The Canadian government intends to ask the World Trade Organization for a formal judgement to resolve the decades-long softwood lumber dispute with the United States.
Reuters reports an agenda is being circulated that requests the WTO adjudicate the softwood lumber dispute during an upcoming, March 27, meeting of the Dispute Settlement Body.
Canada has being contesting tariffs the U.S. imposed on the Canadian softwood lumber industry, calling them “unfair, unwarranted, and deeply troubling.”
The tarifs were imposed in reaction to a disparity between fees paid by lumber producers in each country and amount to an average 20.23% tax on lumber imported into The States from Canada.

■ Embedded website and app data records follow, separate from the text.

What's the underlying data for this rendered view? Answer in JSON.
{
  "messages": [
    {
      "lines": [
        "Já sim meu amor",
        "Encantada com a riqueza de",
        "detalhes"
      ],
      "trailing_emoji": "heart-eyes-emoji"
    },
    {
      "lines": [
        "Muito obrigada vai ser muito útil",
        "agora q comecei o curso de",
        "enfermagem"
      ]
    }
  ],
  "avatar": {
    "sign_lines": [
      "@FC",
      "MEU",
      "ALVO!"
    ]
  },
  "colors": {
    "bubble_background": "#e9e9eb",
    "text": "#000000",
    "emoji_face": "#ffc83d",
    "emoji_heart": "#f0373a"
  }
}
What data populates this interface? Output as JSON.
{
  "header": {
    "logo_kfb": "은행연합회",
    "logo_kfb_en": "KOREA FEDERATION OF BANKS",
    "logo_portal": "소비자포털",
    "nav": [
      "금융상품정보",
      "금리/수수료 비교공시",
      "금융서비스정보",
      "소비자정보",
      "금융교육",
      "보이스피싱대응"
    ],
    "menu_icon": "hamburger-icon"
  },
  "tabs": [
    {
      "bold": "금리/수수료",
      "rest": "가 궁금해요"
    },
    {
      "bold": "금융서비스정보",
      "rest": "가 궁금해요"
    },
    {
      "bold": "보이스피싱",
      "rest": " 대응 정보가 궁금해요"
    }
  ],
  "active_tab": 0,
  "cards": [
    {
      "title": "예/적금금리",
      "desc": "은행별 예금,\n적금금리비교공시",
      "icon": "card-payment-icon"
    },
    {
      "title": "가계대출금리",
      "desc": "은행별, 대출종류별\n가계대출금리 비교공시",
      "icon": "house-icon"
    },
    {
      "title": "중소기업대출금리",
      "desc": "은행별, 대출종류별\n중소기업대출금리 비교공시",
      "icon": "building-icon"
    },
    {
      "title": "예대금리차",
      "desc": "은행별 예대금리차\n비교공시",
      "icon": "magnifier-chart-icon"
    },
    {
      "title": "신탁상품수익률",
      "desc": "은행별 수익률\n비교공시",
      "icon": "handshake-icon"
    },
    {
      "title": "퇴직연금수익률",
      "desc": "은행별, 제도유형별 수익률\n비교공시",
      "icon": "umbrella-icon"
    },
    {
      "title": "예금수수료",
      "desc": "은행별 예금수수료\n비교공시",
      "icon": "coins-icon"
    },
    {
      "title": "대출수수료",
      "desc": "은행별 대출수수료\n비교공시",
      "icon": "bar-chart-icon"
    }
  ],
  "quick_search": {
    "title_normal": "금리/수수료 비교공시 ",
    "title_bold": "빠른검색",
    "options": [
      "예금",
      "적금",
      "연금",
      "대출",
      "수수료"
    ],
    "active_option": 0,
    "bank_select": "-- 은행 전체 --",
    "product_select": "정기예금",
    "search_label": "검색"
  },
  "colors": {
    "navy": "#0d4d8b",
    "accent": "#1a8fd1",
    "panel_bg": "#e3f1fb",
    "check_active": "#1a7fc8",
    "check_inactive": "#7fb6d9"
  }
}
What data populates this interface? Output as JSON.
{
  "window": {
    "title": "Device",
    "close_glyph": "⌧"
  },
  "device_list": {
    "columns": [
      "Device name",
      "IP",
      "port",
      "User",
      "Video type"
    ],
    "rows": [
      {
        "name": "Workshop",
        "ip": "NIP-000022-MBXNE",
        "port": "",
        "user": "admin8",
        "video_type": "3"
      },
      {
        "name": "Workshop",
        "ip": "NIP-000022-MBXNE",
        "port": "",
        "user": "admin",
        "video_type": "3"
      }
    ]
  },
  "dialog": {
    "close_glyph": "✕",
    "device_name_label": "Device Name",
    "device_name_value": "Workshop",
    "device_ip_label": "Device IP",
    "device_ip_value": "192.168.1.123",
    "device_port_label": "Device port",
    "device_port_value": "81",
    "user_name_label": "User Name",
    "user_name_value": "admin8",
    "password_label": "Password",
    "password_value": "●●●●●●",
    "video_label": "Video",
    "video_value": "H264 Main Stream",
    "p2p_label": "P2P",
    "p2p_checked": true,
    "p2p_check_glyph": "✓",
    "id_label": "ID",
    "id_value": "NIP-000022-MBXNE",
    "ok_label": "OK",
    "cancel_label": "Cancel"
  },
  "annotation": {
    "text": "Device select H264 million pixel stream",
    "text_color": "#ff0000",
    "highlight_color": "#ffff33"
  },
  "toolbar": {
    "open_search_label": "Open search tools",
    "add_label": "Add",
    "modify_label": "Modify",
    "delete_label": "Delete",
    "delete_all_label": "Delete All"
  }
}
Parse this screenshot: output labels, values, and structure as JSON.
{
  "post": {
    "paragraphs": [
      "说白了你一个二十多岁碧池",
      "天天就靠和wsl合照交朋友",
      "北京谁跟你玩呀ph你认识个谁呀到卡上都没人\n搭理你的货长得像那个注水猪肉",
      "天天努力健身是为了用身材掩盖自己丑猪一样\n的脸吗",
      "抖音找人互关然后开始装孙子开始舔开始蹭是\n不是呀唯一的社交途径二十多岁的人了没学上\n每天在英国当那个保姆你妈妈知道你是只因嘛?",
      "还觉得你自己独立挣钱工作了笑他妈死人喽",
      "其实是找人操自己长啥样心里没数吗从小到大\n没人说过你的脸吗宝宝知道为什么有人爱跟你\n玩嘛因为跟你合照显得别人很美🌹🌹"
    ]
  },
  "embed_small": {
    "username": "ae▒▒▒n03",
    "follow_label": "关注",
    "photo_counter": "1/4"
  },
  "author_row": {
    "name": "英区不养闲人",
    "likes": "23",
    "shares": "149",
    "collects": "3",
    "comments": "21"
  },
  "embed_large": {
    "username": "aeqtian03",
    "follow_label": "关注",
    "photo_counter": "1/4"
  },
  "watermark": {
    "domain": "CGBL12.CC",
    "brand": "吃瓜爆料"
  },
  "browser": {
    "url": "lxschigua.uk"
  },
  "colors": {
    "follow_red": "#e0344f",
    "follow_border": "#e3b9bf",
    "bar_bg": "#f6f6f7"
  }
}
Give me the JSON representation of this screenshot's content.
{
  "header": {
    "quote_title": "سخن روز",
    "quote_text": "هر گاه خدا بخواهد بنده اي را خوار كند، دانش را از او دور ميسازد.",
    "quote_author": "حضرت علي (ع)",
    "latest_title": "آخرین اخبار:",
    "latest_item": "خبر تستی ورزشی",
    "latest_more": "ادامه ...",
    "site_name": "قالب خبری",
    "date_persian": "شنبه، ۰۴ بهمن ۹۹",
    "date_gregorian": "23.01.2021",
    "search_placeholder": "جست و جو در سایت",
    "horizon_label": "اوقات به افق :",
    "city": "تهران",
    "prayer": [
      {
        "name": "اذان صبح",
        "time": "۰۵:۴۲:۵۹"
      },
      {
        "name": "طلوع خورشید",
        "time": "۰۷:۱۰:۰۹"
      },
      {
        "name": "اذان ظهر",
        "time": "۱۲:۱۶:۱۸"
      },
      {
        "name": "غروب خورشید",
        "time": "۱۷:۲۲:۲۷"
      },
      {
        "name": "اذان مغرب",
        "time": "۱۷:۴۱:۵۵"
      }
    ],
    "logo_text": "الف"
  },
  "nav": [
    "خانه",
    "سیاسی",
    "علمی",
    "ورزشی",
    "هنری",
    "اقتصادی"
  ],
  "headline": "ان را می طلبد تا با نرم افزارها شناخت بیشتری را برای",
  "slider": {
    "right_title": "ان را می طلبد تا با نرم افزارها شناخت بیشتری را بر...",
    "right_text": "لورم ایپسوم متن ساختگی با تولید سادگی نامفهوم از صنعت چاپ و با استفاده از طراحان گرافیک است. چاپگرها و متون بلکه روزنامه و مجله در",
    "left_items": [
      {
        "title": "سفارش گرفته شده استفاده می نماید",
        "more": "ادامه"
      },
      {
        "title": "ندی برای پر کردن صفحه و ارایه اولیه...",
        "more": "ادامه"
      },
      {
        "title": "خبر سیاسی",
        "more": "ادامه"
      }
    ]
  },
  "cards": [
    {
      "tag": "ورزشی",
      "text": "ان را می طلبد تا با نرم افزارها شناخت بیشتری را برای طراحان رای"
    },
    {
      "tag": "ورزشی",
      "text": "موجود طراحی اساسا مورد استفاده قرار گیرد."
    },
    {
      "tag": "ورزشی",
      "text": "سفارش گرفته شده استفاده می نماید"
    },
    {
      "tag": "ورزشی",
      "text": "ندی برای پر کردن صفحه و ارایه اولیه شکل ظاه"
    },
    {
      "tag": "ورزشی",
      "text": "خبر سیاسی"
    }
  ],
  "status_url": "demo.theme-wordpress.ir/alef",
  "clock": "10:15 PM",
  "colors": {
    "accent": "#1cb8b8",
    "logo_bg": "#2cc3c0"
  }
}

Canadian timber companies work largely on government owned land and pay fees lower than American companies working on private land paying market prices. The states calls the disparity an unfair subsidy.
The issue of softwood lumber between the two nations has been formally resolved five separate times for differing periods of time, but in 2015 the latest resolution, the Softwood Lumber Agreement, expired and Canadian lumber prices dropped.
The States relies on Canadian lumber, commonly used in house construction, because its domestic markets can’t meet the demand.
The Canadian forestry industry employs over 300,000 people directly and indirectly.